Gut Check! Two Mediterranean Diet Studies

In conclusion, these two outstanding studies support the fact that (1) it is not the quantity of calories per se that matters but the quality of the diet and (2) even in subjects of advanced age, adherence to a MedDiet is rapidly associated with different metabolic effects and reduced disease risk factors.

Mediterranean diet, gut microbiota and health: when age and calories do not add up!

 

Visceral fat delivers signal to the brain that hurts cognition

“We have identified a specific signal that is generated in visceral fat, released into the blood that gets through the blood brain barrier and into the brain where it activates microglia and impairs cognition.”

Visceral fat delivers signal to the brain that hurts cognition

Quote and article link presented without the usual sarcasm.

Molecule found in oranges could reduce obesity and prevent heart disease and diabetes

In mice, so don’t start gorging on oranges.

Sorry, sarcasm restriction didn’t last long.

Early studies on the diet suggested red wine was a major contributor to the health benefits of the Mediterranean diet because it contains a compound called resveratrol, which activated a certain pathway in cells known to increase lifespan and prevent aging-related diseases. However, work in Mashek’s lab suggests that it is the fat in olive oil, another component of the Mediterranean diet, that is actually activating this pathway.

Olive oil in the diet may also help mitigate aging-related diseases

 

Taco Bell is launching an all-vegetarian menu feature with 50 meat-free items

Taco Bell is launching an all-vegetarian menu feature with 50 meat-free items

I’ve been following the Vegan Tsunami for some time now.  See here, here, and here, 2018-The year vegan junk food went mainstream.

A few things to remember:
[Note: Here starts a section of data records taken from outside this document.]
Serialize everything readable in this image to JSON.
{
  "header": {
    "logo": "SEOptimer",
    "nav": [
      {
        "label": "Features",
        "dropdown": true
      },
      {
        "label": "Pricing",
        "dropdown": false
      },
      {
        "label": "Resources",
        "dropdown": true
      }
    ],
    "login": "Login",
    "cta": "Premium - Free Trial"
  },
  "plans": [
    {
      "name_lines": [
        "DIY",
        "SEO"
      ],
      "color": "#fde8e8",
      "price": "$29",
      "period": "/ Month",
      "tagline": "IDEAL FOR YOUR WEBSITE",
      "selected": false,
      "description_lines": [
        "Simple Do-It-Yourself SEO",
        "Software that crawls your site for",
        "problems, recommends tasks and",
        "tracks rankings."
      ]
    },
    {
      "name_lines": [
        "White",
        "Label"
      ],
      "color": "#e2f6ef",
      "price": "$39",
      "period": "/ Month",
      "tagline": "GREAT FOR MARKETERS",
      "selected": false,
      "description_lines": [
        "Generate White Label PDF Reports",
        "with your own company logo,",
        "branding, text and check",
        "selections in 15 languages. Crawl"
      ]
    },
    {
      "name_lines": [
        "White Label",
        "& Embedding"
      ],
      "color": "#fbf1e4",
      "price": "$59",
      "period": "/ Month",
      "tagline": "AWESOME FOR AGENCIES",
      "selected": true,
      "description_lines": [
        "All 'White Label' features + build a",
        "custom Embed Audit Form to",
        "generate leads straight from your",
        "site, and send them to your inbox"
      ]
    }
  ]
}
  • The media is extremely loud on this subject and the percentage of vegetarians in the United States is approximately 5% or less.
  • Fast food is still fast food, meat or no meat.
  • My post is not an endorsement.

I haven’t eaten at a Taco Hell in years.  And the availability of 50 meat free items is not going to entice me to start eating there again.  If you’re eating less meat for health reasons that’s fine.  But don’t pursue your meat-free lifestyle with fast food.

 

 

Alcohol consumption in later life and reaching longevity: the Netherlands Cohort Study

Key points

  • The highest probability of reaching 90 years of age (longevity) was found for men and women drinking 5– < 15 g alcohol/day (or 0.5–1.5 glass/day); the exposure–response relationship was significantly non-linear in women.
  • Usual drinking pattern and binge drinking were not significantly associated with longevity, but the risk estimates indicate to avoid binge drinking.
  • The estimated modest risk ratios (RRs) should not be used as motivation to start drinking if one does not drink alcoholic beverages.
Results

 

We found statistically significant positive associations between baseline alcohol intake and the probability of reaching 90 years in both men and women. Overall, the highest probability of reaching 90 was found in those consuming 5– < 15 g/d alcohol, with RR = 1.36 (95% CI, 1.20–1.55) when compared with abstainers. The exposure-response relationship was significantly non-linear in women, but not in men. Wine intake was positively associated with longevity (notably in women), whereas liquor was positively associated with longevity in men and inversely in women. Binge drinking pointed towards an inverse relationship with longevity. Alcohol intake was associated with longevity in those without and with a history of selected diseases.

 

Alcohol consumption in later life and reaching longevity: the Netherlands Cohort Study

Hormesis?

High-protein diets boost artery-clogging plaque

High-protein diets boost artery-clogging plaque, mouse study shows

In mice.

The mice on the high-fat, high-protein diet developed worse atherosclerosis — about 30% more plaque in the arteries — than mice on the high-fat, normal-protein diet, despite the fact that the mice eating more protein did not gain weight, unlike the mice on the high-fat, normal-protein diet.

“This study is not the first to show a telltale increase in plaque with high-protein diets, but it offers a deeper understanding of the impact of high protein with the detailed analysis of the plaques,” Razani said. “In other words, our study shows how and why dietary protein leads to the development of unstable plaques.”